## TASK DETAILS
Reproduce all the material verbatim, down to the last line.

## RECORDS FOR THIS TASK
****************************************

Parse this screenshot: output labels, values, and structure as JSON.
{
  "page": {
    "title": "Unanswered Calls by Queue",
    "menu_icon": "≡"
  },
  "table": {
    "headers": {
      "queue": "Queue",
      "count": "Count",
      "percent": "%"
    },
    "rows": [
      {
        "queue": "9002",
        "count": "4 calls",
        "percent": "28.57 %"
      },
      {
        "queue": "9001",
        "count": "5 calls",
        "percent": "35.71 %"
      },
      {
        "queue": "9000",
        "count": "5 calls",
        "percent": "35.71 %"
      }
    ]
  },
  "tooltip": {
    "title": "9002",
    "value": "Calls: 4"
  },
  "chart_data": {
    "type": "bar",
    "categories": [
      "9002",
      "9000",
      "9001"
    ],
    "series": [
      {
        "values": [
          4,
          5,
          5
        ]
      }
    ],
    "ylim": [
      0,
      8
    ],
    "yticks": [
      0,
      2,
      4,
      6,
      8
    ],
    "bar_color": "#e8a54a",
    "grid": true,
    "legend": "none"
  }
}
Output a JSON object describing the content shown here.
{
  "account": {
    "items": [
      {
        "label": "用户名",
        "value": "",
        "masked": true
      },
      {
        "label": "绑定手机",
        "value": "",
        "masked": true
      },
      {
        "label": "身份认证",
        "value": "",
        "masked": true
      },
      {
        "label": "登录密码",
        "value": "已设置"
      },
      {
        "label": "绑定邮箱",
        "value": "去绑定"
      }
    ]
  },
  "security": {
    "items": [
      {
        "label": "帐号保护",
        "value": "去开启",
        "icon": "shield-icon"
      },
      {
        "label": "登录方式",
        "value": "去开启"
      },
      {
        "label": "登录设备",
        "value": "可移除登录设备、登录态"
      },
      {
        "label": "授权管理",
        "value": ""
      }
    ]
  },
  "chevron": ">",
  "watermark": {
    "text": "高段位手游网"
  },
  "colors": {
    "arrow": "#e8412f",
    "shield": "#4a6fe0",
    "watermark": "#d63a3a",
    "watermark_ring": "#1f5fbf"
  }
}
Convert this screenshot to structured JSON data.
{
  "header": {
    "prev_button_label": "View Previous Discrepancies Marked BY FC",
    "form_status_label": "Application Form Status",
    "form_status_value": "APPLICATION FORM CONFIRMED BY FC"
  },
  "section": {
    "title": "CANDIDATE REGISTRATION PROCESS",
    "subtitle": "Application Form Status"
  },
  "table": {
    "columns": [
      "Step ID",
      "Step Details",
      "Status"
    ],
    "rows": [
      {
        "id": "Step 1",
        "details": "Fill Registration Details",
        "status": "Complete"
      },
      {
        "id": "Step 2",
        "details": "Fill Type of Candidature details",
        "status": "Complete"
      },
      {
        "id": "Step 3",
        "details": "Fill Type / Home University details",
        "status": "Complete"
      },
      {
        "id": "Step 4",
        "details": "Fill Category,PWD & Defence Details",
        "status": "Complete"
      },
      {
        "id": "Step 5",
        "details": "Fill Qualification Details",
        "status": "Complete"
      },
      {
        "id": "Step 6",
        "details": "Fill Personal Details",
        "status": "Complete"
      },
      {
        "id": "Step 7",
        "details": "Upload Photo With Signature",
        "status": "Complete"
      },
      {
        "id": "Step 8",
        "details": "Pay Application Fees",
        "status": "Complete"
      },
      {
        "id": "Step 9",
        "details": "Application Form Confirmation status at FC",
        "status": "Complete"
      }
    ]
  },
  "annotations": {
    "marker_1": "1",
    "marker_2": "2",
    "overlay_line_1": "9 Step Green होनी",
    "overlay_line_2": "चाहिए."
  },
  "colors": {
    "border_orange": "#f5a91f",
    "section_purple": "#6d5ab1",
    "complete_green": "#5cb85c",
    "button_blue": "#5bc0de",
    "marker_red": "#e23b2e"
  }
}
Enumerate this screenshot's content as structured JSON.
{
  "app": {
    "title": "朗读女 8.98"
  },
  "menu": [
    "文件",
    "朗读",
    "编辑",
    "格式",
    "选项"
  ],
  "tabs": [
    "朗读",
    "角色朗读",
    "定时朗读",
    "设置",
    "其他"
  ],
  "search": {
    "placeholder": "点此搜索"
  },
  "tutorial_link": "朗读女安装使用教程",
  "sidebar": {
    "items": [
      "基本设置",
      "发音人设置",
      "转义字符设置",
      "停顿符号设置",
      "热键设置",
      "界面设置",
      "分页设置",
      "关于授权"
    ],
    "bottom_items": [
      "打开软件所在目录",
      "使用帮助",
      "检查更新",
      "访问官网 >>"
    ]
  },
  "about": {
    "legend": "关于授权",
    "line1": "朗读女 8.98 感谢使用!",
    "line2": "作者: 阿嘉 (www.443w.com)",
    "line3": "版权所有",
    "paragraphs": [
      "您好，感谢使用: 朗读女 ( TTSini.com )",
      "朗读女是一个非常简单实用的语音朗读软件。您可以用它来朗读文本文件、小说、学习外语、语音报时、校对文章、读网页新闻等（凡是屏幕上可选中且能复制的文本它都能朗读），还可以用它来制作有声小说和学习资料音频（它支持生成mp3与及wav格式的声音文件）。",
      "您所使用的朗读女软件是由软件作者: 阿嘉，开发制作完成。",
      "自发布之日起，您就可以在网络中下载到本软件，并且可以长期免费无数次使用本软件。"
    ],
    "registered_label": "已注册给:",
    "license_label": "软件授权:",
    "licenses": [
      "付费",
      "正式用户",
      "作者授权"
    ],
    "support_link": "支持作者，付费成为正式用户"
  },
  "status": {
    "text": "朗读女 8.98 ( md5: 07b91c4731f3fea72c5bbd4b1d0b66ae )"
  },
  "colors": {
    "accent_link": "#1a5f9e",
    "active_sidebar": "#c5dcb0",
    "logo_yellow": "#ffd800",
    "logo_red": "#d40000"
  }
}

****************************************

## TASK OUTPUT
Parse this screenshot: output labels, values, and structure as JSON.
{
  "page": {
    "title": "Unanswered Calls by Queue",
    "menu_icon": "≡"
  },
  "table": {
    "headers": {
      "queue": "Queue",
      "count": "Count",
      "percent": "%"
    },
    "rows": [
      {
        "queue": "9002",
        "count": "4 calls",
        "percent": "28.57 %"
      },
      {
        "queue": "9001",
        "count": "5 calls",
        "percent": "35.71 %"
      },
      {
        "queue": "9000",
        "count": "5 calls",
        "percent": "35.71 %"
      }
    ]
  },
  "tooltip": {
    "title": "9002",
    "value": "Calls: 4"
  },
  "chart_data": {
    "type": "bar",
    "categories": [
      "9002",
      "9000",
      "9001"
    ],
    "series": [
      {
        "values": [
          4,
          5,
          5
        ]
      }
    ],
    "ylim": [
      0,
      8
    ],
    "yticks": [
      0,
      2,
      4,
      6,
      8
    ],
    "bar_color": "#e8a54a",
    "grid": true,
    "legend": "none"
  }
}
Output a JSON object describing the content shown here.
{
  "account": {
    "items": [
      {
        "label": "用户名",
        "value": "",
        "masked": true
      },
      {
        "label": "绑定手机",
        "value": "",
        "masked": true
      },
      {
        "label": "身份认证",
        "value": "",
        "masked": true
      },
      {
        "label": "登录密码",
        "value": "已设置"
      },
      {
        "label": "绑定邮箱",
        "value": "去绑定"
      }
    ]
  },
  "security": {
    "items": [
      {
        "label": "帐号保护",
        "value": "去开启",
        "icon": "shield-icon"
      },
      {
        "label": "登录方式",
        "value": "去开启"
      },
      {
        "label": "登录设备",
        "value": "可移除登录设备、登录态"
      },
      {
        "label": "授权管理",
        "value": ""
      }
    ]
  },
  "chevron": ">",
  "watermark": {
    "text": "高段位手游网"
  },
  "colors": {
    "arrow": "#e8412f",
    "shield": "#4a6fe0",
    "watermark": "#d63a3a",
    "watermark_ring": "#1f5fbf"
  }
}
Convert this screenshot to structured JSON data.
{
  "header": {
    "prev_button_label": "View Previous Discrepancies Marked BY FC",
    "form_status_label": "Application Form Status",
    "form_status_value": "APPLICATION FORM CONFIRMED BY FC"
  },
  "section": {
    "title": "CANDIDATE REGISTRATION PROCESS",
    "subtitle": "Application Form Status"
  },
  "table": {
    "columns": [
      "Step ID",
      "Step Details",
      "Status"
    ],
    "rows": [
      {
        "id": "Step 1",
        "details": "Fill Registration Details",
        "status": "Complete"
      },
      {
        "id": "Step 2",
        "details": "Fill Type of Candidature details",
        "status": "Complete"
      },
      {
        "id": "Step 3",
        "details": "Fill Type / Home University details",
        "status": "Complete"
      },
      {
        "id": "Step 4",
        "details": "Fill Category,PWD & Defence Details",
        "status": "Complete"
      },
      {
        "id": "Step 5",
        "details": "Fill Qualification Details",
        "status": "Complete"
      },
      {
        "id": "Step 6",
        "details": "Fill Personal Details",
        "status": "Complete"
      },
      {
        "id": "Step 7",
        "details": "Upload Photo With Signature",
        "status": "Complete"
      },
      {
        "id": "Step 8",
        "details": "Pay Application Fees",
        "status": "Complete"
      },
      {
        "id": "Step 9",
        "details": "Application Form Confirmation status at FC",
        "status": "Complete"
      }
    ]
  },
  "annotations": {
    "marker_1": "1",
    "marker_2": "2",
    "overlay_line_1": "9 Step Green होनी",
    "overlay_line_2": "चाहिए."
  },
  "colors": {
    "border_orange": "#f5a91f",
    "section_purple": "#6d5ab1",
    "complete_green": "#5cb85c",
    "button_blue": "#5bc0de",
    "marker_red": "#e23b2e"
  }
}
Enumerate this screenshot's content as structured JSON.
{
  "app": {
    "title": "朗读女 8.98"
  },
  "menu": [
    "文件",
    "朗读",
    "编辑",
    "格式",
    "选项"
  ],
  "tabs": [
    "朗读",
    "角色朗读",
    "定时朗读",
    "设置",
    "其他"
  ],
  "search": {
    "placeholder": "点此搜索"
  },
  "tutorial_link": "朗读女安装使用教程",
  "sidebar": {
    "items": [
      "基本设置",
      "发音人设置",
      "转义字符设置",
      "停顿符号设置",
      "热键设置",
      "界面设置",
      "分页设置",
      "关于授权"
    ],
    "bottom_items": [
      "打开软件所在目录",
      "使用帮助",
      "检查更新",
      "访问官网 >>"
    ]
  },
  "about": {
    "legend": "关于授权",
    "line1": "朗读女 8.98 感谢使用!",
    "line2": "作者: 阿嘉 (www.443w.com)",
    "line3": "版权所有",
    "paragraphs": [
      "您好，感谢使用: 朗读女 ( TTSini.com )",
      "朗读女是一个非常简单实用的语音朗读软件。您可以用它来朗读文本文件、小说、学习外语、语音报时、校对文章、读网页新闻等（凡是屏幕上可选中且能复制的文本它都能朗读），还可以用它来制作有声小说和学习资料音频（它支持生成mp3与及wav格式的声音文件）。",
      "您所使用的朗读女软件是由软件作者: 阿嘉，开发制作完成。",
      "自发布之日起，您就可以在网络中下载到本软件，并且可以长期免费无数次使用本软件。"
    ],
    "registered_label": "已注册给:",
    "license_label": "软件授权:",
    "licenses": [
      "付费",
      "正式用户",
      "作者授权"
    ],
    "support_link": "支持作者，付费成为正式用户"
  },
  "status": {
    "text": "朗读女 8.98 ( md5: 07b91c4731f3fea72c5bbd4b1d0b66ae )"
  },
  "colors": {
    "accent_link": "#1a5f9e",
    "active_sidebar": "#c5dcb0",
    "logo_yellow": "#ffd800",
    "logo_red": "#d40000"
  }
}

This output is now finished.